(Input records begins)
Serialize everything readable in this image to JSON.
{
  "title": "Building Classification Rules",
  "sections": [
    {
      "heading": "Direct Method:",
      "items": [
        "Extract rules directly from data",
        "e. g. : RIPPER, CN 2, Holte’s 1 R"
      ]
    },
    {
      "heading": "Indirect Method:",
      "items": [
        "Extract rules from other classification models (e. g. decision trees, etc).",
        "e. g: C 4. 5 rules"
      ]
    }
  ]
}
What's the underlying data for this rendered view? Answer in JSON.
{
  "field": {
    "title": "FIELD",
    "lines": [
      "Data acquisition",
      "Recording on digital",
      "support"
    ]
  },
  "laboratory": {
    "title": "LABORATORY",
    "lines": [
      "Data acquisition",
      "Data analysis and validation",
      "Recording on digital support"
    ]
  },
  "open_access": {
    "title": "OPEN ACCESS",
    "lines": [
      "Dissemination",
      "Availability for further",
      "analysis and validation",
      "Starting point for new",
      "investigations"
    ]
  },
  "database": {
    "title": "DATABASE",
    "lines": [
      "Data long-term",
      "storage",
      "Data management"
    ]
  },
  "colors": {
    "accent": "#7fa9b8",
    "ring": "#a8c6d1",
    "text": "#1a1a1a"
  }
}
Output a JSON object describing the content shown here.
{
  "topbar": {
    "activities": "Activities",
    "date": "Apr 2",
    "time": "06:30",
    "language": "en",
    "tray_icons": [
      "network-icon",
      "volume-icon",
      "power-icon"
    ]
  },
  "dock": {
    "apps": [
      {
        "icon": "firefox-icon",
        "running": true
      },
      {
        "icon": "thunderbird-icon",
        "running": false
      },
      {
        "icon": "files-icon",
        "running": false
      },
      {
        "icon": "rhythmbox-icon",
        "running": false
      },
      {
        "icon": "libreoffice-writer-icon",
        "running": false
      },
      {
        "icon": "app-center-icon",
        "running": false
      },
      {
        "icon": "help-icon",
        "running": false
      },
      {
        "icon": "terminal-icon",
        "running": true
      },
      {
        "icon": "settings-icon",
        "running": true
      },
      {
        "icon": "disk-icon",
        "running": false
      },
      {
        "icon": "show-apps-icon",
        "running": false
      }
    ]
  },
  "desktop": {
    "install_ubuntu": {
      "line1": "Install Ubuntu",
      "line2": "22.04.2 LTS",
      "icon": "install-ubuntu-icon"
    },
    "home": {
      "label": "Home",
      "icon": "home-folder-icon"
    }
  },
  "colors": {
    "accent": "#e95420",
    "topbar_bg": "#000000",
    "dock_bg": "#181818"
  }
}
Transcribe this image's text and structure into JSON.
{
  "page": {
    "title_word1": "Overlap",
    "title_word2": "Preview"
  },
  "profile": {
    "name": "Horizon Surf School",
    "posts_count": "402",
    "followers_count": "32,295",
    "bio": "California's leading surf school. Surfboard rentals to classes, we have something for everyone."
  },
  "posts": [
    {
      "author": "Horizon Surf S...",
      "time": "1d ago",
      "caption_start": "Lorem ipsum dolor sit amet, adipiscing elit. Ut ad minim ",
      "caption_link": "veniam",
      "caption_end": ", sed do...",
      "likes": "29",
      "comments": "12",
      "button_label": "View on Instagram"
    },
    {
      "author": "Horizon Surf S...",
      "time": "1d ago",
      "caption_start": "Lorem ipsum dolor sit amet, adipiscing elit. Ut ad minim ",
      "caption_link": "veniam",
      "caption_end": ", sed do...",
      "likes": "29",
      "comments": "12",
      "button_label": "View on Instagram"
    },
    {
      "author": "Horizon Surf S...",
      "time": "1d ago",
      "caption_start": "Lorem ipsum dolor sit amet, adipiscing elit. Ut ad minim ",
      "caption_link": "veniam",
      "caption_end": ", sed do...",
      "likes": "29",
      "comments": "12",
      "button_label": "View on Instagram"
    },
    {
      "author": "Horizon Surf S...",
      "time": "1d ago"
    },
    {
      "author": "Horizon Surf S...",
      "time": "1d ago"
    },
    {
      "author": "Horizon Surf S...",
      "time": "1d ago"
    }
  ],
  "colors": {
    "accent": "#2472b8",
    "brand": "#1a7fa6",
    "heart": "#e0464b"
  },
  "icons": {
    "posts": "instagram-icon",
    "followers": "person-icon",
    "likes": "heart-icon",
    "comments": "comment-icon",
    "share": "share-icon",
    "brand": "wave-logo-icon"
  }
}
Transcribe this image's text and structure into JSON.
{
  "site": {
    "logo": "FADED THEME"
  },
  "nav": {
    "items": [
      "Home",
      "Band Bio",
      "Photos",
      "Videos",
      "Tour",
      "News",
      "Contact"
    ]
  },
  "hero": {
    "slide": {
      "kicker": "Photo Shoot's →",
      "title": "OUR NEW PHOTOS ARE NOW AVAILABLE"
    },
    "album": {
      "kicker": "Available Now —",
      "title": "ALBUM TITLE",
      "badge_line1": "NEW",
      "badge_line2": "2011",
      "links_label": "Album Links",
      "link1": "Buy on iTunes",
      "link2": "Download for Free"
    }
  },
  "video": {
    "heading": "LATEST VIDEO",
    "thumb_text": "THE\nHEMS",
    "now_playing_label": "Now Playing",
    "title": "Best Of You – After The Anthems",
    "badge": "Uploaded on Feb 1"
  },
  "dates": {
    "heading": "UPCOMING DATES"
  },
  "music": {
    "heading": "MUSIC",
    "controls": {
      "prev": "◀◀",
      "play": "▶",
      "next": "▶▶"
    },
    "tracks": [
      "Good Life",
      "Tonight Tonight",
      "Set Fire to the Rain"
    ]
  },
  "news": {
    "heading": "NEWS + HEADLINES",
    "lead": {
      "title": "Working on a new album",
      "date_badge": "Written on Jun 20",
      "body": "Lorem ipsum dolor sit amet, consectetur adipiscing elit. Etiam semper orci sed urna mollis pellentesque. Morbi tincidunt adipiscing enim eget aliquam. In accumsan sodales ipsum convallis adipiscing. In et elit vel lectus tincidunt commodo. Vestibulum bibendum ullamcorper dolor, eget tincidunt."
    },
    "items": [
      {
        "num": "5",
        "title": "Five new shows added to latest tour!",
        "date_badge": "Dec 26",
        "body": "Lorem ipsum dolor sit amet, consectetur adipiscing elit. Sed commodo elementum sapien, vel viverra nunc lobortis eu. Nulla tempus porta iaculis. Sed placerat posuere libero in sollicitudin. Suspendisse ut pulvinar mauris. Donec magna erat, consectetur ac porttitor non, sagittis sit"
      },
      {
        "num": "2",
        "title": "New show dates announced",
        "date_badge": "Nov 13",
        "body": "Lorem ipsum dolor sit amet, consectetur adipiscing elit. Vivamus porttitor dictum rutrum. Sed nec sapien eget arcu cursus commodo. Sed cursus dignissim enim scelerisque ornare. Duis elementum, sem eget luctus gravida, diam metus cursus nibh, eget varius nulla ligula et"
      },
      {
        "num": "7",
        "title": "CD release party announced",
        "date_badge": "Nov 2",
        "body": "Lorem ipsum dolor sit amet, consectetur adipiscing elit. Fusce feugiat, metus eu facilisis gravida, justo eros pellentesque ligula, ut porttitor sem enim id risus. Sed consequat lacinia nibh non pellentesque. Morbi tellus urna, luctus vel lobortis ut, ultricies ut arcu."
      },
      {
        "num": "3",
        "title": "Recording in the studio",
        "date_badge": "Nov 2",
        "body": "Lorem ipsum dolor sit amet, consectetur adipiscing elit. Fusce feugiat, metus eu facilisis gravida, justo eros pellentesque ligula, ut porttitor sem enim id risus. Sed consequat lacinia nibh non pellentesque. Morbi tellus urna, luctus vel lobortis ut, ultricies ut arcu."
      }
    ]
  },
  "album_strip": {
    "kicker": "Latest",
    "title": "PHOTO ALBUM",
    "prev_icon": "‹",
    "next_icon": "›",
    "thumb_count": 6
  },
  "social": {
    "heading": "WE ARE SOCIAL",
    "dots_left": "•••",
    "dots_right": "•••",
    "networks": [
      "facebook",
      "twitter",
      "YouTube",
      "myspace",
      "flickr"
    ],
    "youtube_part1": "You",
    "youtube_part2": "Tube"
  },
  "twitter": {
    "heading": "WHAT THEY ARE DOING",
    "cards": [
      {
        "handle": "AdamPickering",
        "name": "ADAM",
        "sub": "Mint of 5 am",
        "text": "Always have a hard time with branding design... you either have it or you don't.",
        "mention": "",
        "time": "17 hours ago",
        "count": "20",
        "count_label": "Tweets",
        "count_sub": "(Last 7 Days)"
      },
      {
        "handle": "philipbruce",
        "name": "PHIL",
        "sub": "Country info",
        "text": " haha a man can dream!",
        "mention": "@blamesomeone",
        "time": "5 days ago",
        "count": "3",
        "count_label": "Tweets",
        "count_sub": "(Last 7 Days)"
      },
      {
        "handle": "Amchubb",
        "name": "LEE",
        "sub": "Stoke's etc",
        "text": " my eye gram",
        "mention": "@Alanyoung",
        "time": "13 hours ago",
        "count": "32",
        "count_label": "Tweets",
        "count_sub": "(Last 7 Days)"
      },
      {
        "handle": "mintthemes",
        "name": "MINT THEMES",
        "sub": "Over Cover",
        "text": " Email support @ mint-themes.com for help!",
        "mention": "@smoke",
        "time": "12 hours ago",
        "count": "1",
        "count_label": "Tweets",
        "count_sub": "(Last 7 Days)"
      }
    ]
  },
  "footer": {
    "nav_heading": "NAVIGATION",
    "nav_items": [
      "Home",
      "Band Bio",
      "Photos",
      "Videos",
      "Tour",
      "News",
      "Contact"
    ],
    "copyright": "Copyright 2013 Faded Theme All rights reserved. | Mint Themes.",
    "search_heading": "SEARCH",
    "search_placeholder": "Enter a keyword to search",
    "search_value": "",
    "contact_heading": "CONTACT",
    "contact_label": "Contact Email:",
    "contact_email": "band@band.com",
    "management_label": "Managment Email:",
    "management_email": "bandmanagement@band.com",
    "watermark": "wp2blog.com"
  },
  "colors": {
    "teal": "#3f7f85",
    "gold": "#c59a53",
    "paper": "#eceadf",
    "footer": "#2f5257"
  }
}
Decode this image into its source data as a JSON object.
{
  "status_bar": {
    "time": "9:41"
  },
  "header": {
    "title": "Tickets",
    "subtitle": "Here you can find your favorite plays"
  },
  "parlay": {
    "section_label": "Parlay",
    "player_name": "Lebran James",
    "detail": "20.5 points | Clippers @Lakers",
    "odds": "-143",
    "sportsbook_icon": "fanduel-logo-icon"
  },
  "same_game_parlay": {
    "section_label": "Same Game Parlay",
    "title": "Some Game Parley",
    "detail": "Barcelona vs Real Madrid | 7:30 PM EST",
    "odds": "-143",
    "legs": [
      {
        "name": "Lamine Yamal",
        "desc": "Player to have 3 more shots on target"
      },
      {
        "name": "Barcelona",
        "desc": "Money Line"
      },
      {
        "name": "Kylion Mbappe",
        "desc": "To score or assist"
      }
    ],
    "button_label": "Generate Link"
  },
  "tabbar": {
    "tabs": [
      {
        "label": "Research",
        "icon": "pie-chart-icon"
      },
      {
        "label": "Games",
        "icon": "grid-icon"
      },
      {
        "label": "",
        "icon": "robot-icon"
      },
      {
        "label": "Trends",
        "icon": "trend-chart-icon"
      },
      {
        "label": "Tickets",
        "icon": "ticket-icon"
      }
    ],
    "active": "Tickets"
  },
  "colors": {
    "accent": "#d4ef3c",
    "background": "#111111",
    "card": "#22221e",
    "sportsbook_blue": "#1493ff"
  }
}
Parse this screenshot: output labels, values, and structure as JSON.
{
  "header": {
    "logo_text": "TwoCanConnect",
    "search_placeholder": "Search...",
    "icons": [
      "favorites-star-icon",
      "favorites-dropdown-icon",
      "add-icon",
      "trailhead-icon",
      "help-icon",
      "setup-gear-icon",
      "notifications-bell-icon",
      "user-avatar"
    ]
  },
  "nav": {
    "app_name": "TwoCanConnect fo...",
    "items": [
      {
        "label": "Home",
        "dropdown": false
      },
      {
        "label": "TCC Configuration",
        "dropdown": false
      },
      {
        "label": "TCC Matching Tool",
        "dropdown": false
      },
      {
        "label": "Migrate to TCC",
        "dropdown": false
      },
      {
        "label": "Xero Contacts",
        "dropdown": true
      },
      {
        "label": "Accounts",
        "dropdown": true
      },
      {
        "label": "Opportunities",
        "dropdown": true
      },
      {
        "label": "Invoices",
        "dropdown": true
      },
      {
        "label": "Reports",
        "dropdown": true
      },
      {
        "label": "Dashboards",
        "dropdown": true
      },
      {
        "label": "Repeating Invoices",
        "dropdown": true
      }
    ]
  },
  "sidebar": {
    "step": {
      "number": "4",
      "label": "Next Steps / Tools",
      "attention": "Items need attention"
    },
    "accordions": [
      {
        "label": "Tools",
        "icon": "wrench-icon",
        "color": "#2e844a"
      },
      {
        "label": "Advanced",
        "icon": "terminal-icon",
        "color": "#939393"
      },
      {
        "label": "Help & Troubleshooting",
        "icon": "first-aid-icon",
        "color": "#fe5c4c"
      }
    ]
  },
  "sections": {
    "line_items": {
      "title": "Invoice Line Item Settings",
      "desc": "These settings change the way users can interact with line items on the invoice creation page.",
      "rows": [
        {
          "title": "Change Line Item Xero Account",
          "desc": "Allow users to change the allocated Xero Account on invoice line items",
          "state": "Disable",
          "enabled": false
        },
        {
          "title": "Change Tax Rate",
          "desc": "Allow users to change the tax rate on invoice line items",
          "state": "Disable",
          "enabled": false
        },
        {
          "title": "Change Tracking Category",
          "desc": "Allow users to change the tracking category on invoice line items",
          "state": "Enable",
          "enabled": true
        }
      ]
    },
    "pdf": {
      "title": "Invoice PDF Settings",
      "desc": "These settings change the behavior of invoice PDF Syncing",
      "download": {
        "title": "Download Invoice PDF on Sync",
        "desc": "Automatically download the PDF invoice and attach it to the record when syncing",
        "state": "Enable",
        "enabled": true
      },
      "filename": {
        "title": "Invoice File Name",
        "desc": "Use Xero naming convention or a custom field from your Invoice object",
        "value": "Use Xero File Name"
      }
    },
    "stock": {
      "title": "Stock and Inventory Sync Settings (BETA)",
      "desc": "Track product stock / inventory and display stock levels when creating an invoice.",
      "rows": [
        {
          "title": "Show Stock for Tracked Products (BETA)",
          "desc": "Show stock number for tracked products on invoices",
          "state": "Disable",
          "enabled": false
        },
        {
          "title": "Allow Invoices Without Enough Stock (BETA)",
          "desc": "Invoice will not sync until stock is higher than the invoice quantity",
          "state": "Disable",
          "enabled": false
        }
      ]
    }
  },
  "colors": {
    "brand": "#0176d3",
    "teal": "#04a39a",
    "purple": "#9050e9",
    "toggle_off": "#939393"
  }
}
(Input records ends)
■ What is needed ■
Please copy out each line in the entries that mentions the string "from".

■ Reply to the task ■
        "Extract rules directly from data",
        "Extract rules from other classification models (e. g. decision trees, etc).",
        "desc": "Use Xero naming convention or a custom field from your Invoice object",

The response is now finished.